Activity: Repeat the data below exactly, with every entry included.
_____
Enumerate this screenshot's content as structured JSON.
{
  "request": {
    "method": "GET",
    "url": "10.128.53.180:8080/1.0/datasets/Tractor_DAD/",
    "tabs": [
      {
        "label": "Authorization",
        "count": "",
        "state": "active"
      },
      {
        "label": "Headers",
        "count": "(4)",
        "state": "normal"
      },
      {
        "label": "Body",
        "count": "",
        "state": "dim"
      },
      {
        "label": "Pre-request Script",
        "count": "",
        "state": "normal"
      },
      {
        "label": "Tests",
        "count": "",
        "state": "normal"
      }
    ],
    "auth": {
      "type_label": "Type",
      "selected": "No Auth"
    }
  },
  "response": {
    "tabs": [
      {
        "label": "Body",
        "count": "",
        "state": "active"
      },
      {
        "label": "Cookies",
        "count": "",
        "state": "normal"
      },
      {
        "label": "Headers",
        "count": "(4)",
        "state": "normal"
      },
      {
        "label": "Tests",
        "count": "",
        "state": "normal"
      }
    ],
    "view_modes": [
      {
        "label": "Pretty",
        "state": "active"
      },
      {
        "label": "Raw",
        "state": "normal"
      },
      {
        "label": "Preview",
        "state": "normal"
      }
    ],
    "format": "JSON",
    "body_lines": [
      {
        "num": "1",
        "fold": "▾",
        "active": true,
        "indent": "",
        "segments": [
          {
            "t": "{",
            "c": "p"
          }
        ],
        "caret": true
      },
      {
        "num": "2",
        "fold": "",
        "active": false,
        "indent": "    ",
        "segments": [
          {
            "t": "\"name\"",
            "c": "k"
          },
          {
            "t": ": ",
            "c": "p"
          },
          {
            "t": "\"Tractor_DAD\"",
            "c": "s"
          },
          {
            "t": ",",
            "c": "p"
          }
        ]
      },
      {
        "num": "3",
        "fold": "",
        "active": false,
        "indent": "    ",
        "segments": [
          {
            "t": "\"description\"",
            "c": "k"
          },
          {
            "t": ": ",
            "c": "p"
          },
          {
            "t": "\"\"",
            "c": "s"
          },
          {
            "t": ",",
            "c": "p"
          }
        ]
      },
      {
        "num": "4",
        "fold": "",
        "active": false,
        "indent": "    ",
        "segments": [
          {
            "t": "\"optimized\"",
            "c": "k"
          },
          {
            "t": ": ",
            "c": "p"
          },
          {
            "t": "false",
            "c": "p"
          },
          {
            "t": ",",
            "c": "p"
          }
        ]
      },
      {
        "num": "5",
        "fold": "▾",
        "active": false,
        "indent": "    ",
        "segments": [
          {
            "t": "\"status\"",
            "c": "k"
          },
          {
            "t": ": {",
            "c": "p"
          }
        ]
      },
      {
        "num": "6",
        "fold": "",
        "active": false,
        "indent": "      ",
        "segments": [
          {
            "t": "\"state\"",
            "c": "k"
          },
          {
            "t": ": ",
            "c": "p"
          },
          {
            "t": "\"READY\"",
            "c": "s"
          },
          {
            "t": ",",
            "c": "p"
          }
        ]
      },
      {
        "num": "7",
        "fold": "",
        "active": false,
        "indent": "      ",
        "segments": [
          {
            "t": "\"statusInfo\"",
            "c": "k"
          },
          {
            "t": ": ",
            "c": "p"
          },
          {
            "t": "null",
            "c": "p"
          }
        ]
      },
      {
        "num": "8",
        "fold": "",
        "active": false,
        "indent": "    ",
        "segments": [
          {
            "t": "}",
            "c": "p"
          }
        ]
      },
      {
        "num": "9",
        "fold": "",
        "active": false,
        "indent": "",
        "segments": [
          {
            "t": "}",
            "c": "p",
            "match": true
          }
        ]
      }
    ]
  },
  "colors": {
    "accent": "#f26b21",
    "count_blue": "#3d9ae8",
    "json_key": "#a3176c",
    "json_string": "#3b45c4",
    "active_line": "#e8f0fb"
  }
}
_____
Solution for this problem:
Enumerate this screenshot's content as structured JSON.
{
  "request": {
    "method": "GET",
    "url": "10.128.53.180:8080/1.0/datasets/Tractor_DAD/",
    "tabs": [
      {
        "label": "Authorization",
        "count": "",
        "state": "active"
      },
      {
        "label": "Headers",
        "count": "(4)",
        "state": "normal"
      },
      {
        "label": "Body",
        "count": "",
        "state": "dim"
      },
      {
        "label": "Pre-request Script",
        "count": "",
        "state": "normal"
      },
      {
        "label": "Tests",
        "count": "",
        "state": "normal"
      }
    ],
    "auth": {
      "type_label": "Type",
      "selected": "No Auth"
    }
  },
  "response": {
    "tabs": [
      {
        "label": "Body",
        "count": "",
        "state": "active"
      },
      {
        "label": "Cookies",
        "count": "",
        "state": "normal"
      },
      {
        "label": "Headers",
        "count": "(4)",
        "state": "normal"
      },
      {
        "label": "Tests",
        "count": "",
        "state": "normal"
      }
    ],
    "view_modes": [
      {
        "label": "Pretty",
        "state": "active"
      },
      {
        "label": "Raw",
        "state": "normal"
      },
      {
        "label": "Preview",
        "state": "normal"
      }
    ],
    "format": "JSON",
    "body_lines": [
      {
        "num": "1",
        "fold": "▾",
        "active": true,
        "indent": "",
        "segments": [
          {
            "t": "{",
            "c": "p"
          }
        ],
        "caret": true
      },
      {
        "num": "2",
        "fold": "",
        "active": false,
        "indent": "    ",
        "segments": [
          {
            "t": "\"name\"",
            "c": "k"
          },
          {
            "t": ": ",
            "c": "p"
          },
          {
            "t": "\"Tractor_DAD\"",
            "c": "s"
          },
          {
            "t": ",",
            "c": "p"
          }
        ]
      },
      {
        "num": "3",
        "fold": "",
        "active": false,
        "indent": "    ",
        "segments": [
          {
            "t": "\"description\"",
            "c": "k"
          },
          {
            "t": ": ",
            "c": "p"
          },
          {
            "t": "\"\"",
            "c": "s"
          },
          {
            "t": ",",
            "c": "p"
          }
        ]
      },
      {
        "num": "4",
        "fold": "",
        "active": false,
        "indent": "    ",
        "segments": [
          {
            "t": "\"optimized\"",
            "c": "k"
          },
          {
            "t": ": ",
            "c": "p"
          },
          {
            "t": "false",
            "c": "p"
          },
          {
            "t": ",",
            "c": "p"
          }
        ]
      },
      {
        "num": "5",
        "fold": "▾",
        "active": false,
        "indent": "    ",
        "segments": [
          {
            "t": "\"status\"",
            "c": "k"
          },
          {
            "t": ": {",
            "c": "p"
          }
        ]
      },
      {
        "num": "6",
        "fold": "",
        "active": false,
        "indent": "      ",
        "segments": [
          {
            "t": "\"state\"",
            "c": "k"
          },
          {
            "t": ": ",
            "c": "p"
          },
          {
            "t": "\"READY\"",
            "c": "s"
          },
          {
            "t": ",",
            "c": "p"
          }
        ]
      },
      {
        "num": "7",
        "fold": "",
        "active": false,
        "indent": "      ",
        "segments": [
          {
            "t": "\"statusInfo\"",
            "c": "k"
          },
          {
            "t": ": ",
            "c": "p"
          },
          {
            "t": "null",
            "c": "p"
          }
        ]
      },
      {
        "num": "8",
        "fold": "",
        "active": false,
        "indent": "    ",
        "segments": [
          {
            "t": "}",
            "c": "p"
          }
        ]
      },
      {
        "num": "9",
        "fold": "",
        "active": false,
        "indent": "",
        "segments": [
          {
            "t": "}",
            "c": "p",
            "match": true
          }
        ]
      }
    ]
  },
  "colors": {
    "accent": "#f26b21",
    "count_blue": "#3d9ae8",
    "json_key": "#a3176c",
    "json_string": "#3b45c4",
    "active_line": "#e8f0fb"
  }
}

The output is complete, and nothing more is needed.